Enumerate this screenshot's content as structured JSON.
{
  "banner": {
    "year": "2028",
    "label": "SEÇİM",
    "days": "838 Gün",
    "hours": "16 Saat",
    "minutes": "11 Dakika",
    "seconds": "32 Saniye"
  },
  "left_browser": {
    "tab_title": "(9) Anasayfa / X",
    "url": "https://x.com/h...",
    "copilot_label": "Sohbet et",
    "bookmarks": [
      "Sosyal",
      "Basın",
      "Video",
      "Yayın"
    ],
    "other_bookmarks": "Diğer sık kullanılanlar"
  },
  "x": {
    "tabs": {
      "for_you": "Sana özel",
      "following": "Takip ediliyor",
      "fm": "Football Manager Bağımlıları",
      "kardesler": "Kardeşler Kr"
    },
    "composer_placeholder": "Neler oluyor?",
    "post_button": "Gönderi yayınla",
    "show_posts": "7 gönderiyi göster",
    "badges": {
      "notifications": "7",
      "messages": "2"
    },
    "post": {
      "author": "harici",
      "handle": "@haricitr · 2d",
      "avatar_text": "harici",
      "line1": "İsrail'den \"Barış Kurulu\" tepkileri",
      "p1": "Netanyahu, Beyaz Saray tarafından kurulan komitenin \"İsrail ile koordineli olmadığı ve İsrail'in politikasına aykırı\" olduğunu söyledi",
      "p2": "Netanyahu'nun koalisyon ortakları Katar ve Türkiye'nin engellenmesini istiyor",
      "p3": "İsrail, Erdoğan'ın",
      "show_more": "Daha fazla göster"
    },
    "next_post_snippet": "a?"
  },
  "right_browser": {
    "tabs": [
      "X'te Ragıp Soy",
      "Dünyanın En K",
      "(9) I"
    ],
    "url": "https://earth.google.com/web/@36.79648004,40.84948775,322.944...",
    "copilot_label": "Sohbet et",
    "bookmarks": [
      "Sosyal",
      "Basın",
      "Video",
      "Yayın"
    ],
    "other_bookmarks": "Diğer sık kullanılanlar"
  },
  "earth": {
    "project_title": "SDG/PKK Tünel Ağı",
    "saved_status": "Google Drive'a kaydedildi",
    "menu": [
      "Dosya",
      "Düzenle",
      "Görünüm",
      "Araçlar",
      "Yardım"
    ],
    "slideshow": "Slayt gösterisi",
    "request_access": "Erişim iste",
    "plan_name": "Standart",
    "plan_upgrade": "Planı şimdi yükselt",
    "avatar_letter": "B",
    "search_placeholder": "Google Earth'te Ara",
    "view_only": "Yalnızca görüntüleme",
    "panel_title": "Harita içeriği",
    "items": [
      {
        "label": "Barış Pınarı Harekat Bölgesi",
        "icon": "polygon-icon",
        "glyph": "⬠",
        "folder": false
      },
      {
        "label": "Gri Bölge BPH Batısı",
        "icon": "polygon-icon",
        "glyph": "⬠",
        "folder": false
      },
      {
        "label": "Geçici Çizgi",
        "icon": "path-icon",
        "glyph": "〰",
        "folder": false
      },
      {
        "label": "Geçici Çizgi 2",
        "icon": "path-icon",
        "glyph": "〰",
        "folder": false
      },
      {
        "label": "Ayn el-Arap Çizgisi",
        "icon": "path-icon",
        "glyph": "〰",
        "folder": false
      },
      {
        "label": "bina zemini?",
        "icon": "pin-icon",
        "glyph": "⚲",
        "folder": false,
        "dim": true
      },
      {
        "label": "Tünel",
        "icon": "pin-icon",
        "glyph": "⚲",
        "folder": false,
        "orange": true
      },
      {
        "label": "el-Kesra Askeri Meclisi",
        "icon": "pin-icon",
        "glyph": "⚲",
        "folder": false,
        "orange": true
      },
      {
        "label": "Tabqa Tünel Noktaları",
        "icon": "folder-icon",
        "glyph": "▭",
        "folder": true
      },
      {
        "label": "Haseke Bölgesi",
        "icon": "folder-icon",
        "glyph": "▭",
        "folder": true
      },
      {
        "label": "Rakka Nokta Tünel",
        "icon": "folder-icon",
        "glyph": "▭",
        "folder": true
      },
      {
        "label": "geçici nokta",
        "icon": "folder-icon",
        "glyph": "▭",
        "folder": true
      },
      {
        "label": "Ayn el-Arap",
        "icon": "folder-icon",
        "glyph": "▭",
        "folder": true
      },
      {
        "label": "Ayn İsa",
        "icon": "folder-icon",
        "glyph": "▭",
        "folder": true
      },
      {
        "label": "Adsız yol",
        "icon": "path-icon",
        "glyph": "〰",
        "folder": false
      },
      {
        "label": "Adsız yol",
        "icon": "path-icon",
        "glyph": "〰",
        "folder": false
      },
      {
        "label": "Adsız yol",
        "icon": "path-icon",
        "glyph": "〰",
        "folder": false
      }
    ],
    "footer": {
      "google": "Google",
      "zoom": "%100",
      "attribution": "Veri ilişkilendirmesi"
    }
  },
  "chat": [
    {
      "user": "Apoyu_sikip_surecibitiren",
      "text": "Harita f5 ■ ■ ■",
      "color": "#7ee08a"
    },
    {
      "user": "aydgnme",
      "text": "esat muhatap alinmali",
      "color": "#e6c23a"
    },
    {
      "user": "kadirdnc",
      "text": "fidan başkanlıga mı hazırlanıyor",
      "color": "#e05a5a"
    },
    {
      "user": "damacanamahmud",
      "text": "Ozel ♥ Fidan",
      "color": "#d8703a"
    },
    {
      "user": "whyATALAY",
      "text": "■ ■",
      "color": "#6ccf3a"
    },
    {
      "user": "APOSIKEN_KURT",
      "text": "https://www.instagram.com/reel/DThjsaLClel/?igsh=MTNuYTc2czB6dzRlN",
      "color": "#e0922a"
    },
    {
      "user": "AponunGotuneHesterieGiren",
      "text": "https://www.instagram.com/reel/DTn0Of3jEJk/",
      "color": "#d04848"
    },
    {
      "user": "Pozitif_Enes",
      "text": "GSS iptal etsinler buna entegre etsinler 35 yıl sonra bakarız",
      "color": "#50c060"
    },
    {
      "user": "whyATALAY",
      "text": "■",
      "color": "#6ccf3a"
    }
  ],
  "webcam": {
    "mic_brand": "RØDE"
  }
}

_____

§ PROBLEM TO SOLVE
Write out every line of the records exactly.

§ ANSWER SPACE
Enumerate this screenshot's content as structured JSON.
{
  "banner": {
    "year": "2028",
    "label": "SEÇİM",
    "days": "838 Gün",
    "hours": "16 Saat",
    "minutes": "11 Dakika",
    "seconds": "32 Saniye"
  },
  "left_browser": {
    "tab_title": "(9) Anasayfa / X",
    "url": "https://x.com/h...",
    "copilot_label": "Sohbet et",
    "bookmarks": [
      "Sosyal",
      "Basın",
      "Video",
      "Yayın"
    ],
    "other_bookmarks": "Diğer sık kullanılanlar"
  },
  "x": {
    "tabs": {
      "for_you": "Sana özel",
      "following": "Takip ediliyor",
      "fm": "Football Manager Bağımlıları",
      "kardesler": "Kardeşler Kr"
    },
    "composer_placeholder": "Neler oluyor?",
    "post_button": "Gönderi yayınla",
    "show_posts": "7 gönderiyi göster",
    "badges": {
      "notifications": "7",
      "messages": "2"
    },
    "post": {
      "author": "harici",
      "handle": "@haricitr · 2d",
      "avatar_text": "harici",
      "line1": "İsrail'den \"Barış Kurulu\" tepkileri",
      "p1": "Netanyahu, Beyaz Saray tarafından kurulan komitenin \"İsrail ile koordineli olmadığı ve İsrail'in politikasına aykırı\" olduğunu söyledi",
      "p2": "Netanyahu'nun koalisyon ortakları Katar ve Türkiye'nin engellenmesini istiyor",
      "p3": "İsrail, Erdoğan'ın",
      "show_more": "Daha fazla göster"
    },
    "next_post_snippet": "a?"
  },
  "right_browser": {
    "tabs": [
      "X'te Ragıp Soy",
      "Dünyanın En K",
      "(9) I"
    ],
    "url": "https://earth.google.com/web/@36.79648004,40.84948775,322.944...",
    "copilot_label": "Sohbet et",
    "bookmarks": [
      "Sosyal",
      "Basın",
      "Video",
      "Yayın"
    ],
    "other_bookmarks": "Diğer sık kullanılanlar"
  },
  "earth": {
    "project_title": "SDG/PKK Tünel Ağı",
    "saved_status": "Google Drive'a kaydedildi",
    "menu": [
      "Dosya",
      "Düzenle",
      "Görünüm",
      "Araçlar",
      "Yardım"
    ],
    "slideshow": "Slayt gösterisi",
    "request_access": "Erişim iste",
    "plan_name": "Standart",
    "plan_upgrade": "Planı şimdi yükselt",
    "avatar_letter": "B",
    "search_placeholder": "Google Earth'te Ara",
    "view_only": "Yalnızca görüntüleme",
    "panel_title": "Harita içeriği",
    "items": [
      {
        "label": "Barış Pınarı Harekat Bölgesi",
        "icon": "polygon-icon",
        "glyph": "⬠",
        "folder": false
      },
      {
        "label": "Gri Bölge BPH Batısı",
        "icon": "polygon-icon",
        "glyph": "⬠",
        "folder": false
      },
      {
        "label": "Geçici Çizgi",
        "icon": "path-icon",
        "glyph": "〰",
        "folder": false
      },
      {
        "label": "Geçici Çizgi 2",
        "icon": "path-icon",
        "glyph": "〰",
        "folder": false
      },
      {
        "label": "Ayn el-Arap Çizgisi",
        "icon": "path-icon",
        "glyph": "〰",
        "folder": false
      },
      {
        "label": "bina zemini?",
        "icon": "pin-icon",
        "glyph": "⚲",
        "folder": false,
        "dim": true
      },
      {
        "label": "Tünel",
        "icon": "pin-icon",
        "glyph": "⚲",
        "folder": false,
        "orange": true
      },
      {
        "label": "el-Kesra Askeri Meclisi",
        "icon": "pin-icon",
        "glyph": "⚲",
        "folder": false,
        "orange": true
      },
      {
        "label": "Tabqa Tünel Noktaları",
        "icon": "folder-icon",
        "glyph": "▭",
        "folder": true
      },
      {
        "label": "Haseke Bölgesi",
        "icon": "folder-icon",
        "glyph": "▭",
        "folder": true
      },
      {
        "label": "Rakka Nokta Tünel",
        "icon": "folder-icon",
        "glyph": "▭",
        "folder": true
      },
      {
        "label": "geçici nokta",
        "icon": "folder-icon",
        "glyph": "▭",
        "folder": true
      },
      {
        "label": "Ayn el-Arap",
        "icon": "folder-icon",
        "glyph": "▭",
        "folder": true
      },
      {
        "label": "Ayn İsa",
        "icon": "folder-icon",
        "glyph": "▭",
        "folder": true
      },
      {
        "label": "Adsız yol",
        "icon": "path-icon",
        "glyph": "〰",
        "folder": false
      },
      {
        "label": "Adsız yol",
        "icon": "path-icon",
        "glyph": "〰",
        "folder": false
      },
      {
        "label": "Adsız yol",
        "icon": "path-icon",
        "glyph": "〰",
        "folder": false
      }
    ],
    "footer": {
      "google": "Google",
      "zoom": "%100",
      "attribution": "Veri ilişkilendirmesi"
    }
  },
  "chat": [
    {
      "user": "Apoyu_sikip_surecibitiren",
      "text": "Harita f5 ■ ■ ■",
      "color": "#7ee08a"
    },
    {
      "user": "aydgnme",
      "text": "esat muhatap alinmali",
      "color": "#e6c23a"
    },
    {
      "user": "kadirdnc",
      "text": "fidan başkanlıga mı hazırlanıyor",
      "color": "#e05a5a"
    },
    {
      "user": "damacanamahmud",
      "text": "Ozel ♥ Fidan",
      "color": "#d8703a"
    },
    {
      "user": "whyATALAY",
      "text": "■ ■",
      "color": "#6ccf3a"
    },
    {
      "user": "APOSIKEN_KURT",
      "text": "https://www.instagram.com/reel/DThjsaLClel/?igsh=MTNuYTc2czB6dzRlN",
      "color": "#e0922a"
    },
    {
      "user": "AponunGotuneHesterieGiren",
      "text": "https://www.instagram.com/reel/DTn0Of3jEJk/",
      "color": "#d04848"
    },
    {
      "user": "Pozitif_Enes",
      "text": "GSS iptal etsinler buna entegre etsinler 35 yıl sonra bakarız",
      "color": "#50c060"
    },
    {
      "user": "whyATALAY",
      "text": "■",
      "color": "#6ccf3a"
    }
  ],
  "webcam": {
    "mic_brand": "RØDE"
  }
}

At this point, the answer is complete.